- [Your goal]: Look through the listing below, and wherever a line has the string "name", pull it out.

= = = = =

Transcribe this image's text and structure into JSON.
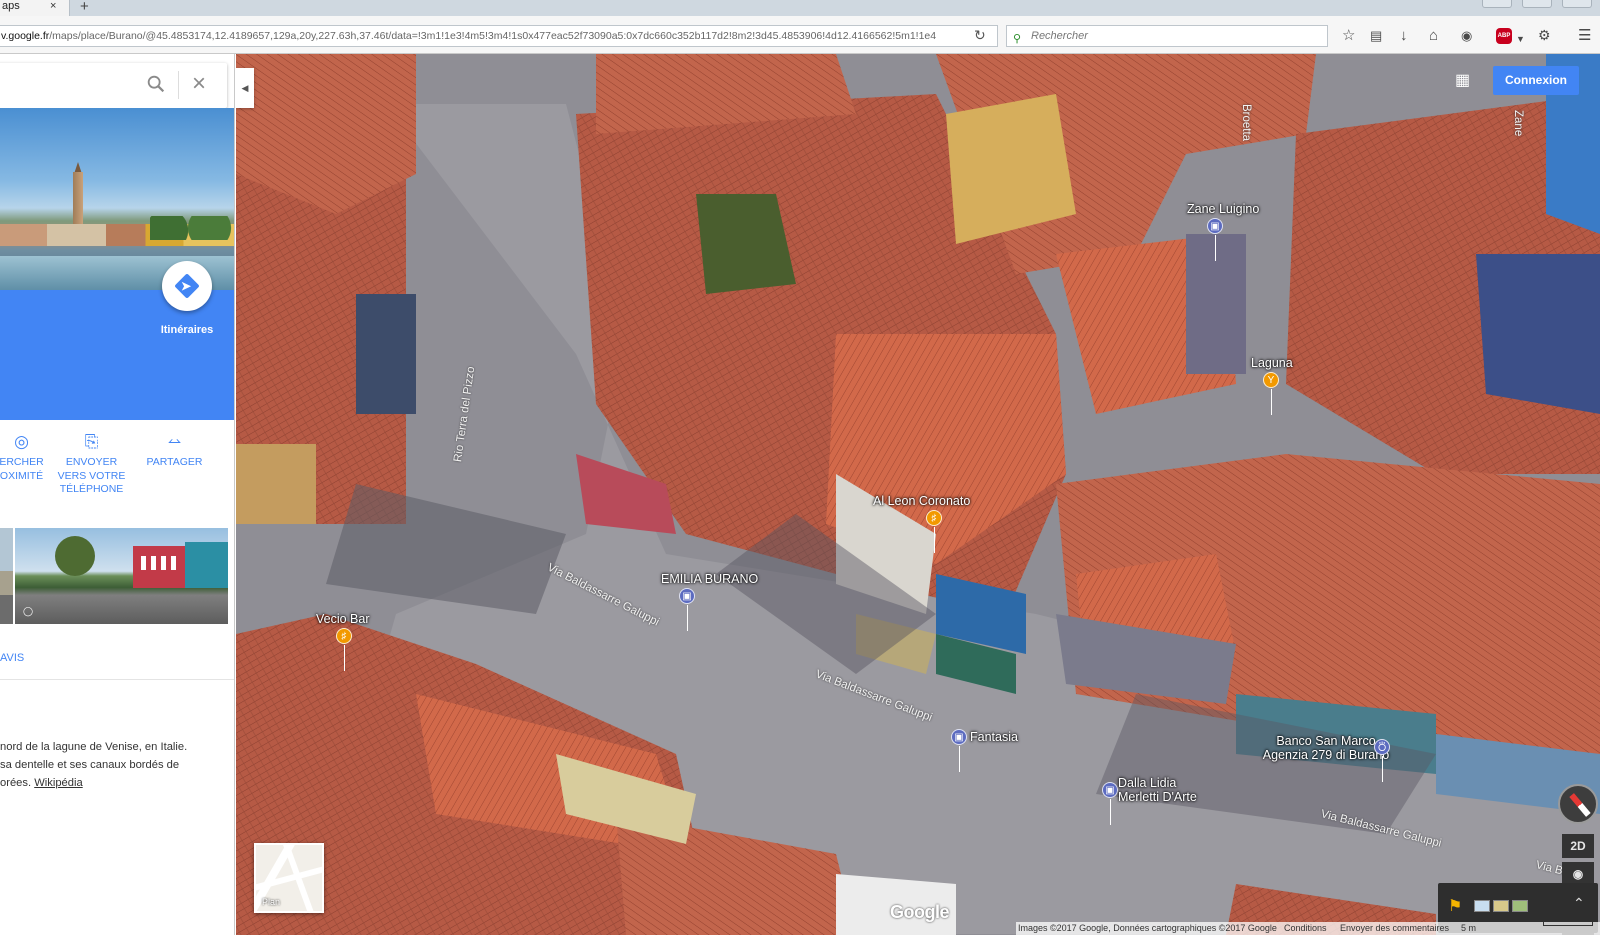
{
  "browser": {
    "tab_title": "aps",
    "tab_close": "×",
    "new_tab": "+",
    "url_host": "v.google.fr",
    "url_path": "/maps/place/Burano/@45.4853174,12.4189657,129a,20y,227.63h,37.46t/data=!3m1!1e3!4m5!3m4!1s0x477eac52f73090a5:0x7dc660c352b117d2!8m2!3d45.4853906!4d12.4166562!5m1!1e4",
    "reload_icon": "reload-icon",
    "search_placeholder": "Rechercher",
    "toolbar_icons": [
      "star-icon",
      "clipboard-icon",
      "download-icon",
      "home-icon",
      "pocket-icon",
      "abp-icon",
      "extension-icon",
      "menu-icon"
    ],
    "abp_text": "ABP"
  },
  "panel": {
    "search_value": "",
    "directions_label": "Itinéraires",
    "actions": [
      {
        "icon": "pin-icon",
        "lines": [
          "ERCHER",
          "OXIMITÉ"
        ]
      },
      {
        "icon": "phone-icon",
        "lines": [
          "ENVOYER",
          "VERS VOTRE",
          "TÉLÉPHONE"
        ]
      },
      {
        "icon": "share-icon",
        "lines": [
          "PARTAGER"
        ]
      }
    ],
    "reviews_label": "AVIS",
    "description_lines": [
      "nord de la lagune de Venise, en Italie.",
      "sa dentelle et ses canaux bordés de",
      "orées."
    ],
    "wikipedia_link": "Wikipédia",
    "collapse_arrow": "◀"
  },
  "map": {
    "signin_label": "Connexion",
    "apps_icon": "apps-grid-icon",
    "pois": [
      {
        "name": "Zane Luigino",
        "category": "shopping",
        "color": "#5c6bc0"
      },
      {
        "name": "Laguna",
        "category": "bar",
        "color": "#f29900"
      },
      {
        "name": "Al Leon Coronato",
        "category": "restaurant",
        "color": "#f29900"
      },
      {
        "name": "EMILIA BURANO",
        "category": "shopping",
        "color": "#5c6bc0"
      },
      {
        "name": "Vecio Bar",
        "category": "restaurant",
        "color": "#f29900"
      },
      {
        "name": "Fantasia",
        "category": "shopping",
        "color": "#5c6bc0"
      },
      {
        "name": "Banco San Marco\nAgenzia 279 di Burano",
        "category": "bank",
        "color": "#5c6bc0"
      },
      {
        "name": "Dalla Lidia\nMerletti D'Arte",
        "category": "shopping",
        "color": "#5c6bc0"
      }
    ],
    "streets": [
      "Via Baldassarre Galuppi",
      "Via Baldassarre Galuppi",
      "Via Baldassarre Galuppi",
      "Rio Terra del Pizzo",
      "Via Ba",
      "Broetta",
      "Zane"
    ],
    "controls": {
      "mode_2d": "2D",
      "zoom_in": "+",
      "zoom_out": "−",
      "location_icon": "my-location-icon",
      "compass_icon": "compass-icon"
    },
    "minimap_label": "Plan",
    "logo": "Google",
    "footer": {
      "imagery": "Images ©2017 Google, Données cartographiques ©2017 Google",
      "terms": "Conditions",
      "feedback": "Envoyer des commentaires",
      "scale": "5 m"
    }
  }
}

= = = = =

- [Exercise output]:
        "name": "Zane Luigino",
        "name": "Laguna",
        "name": "Al Leon Coronato",
        "name": "EMILIA BURANO",
        "name": "Vecio Bar",
        "name": "Fantasia",
        "name": "Banco San Marco\nAgenzia 279 di Burano",
        "name": "Dalla Lidia\nMerletti D'Arte",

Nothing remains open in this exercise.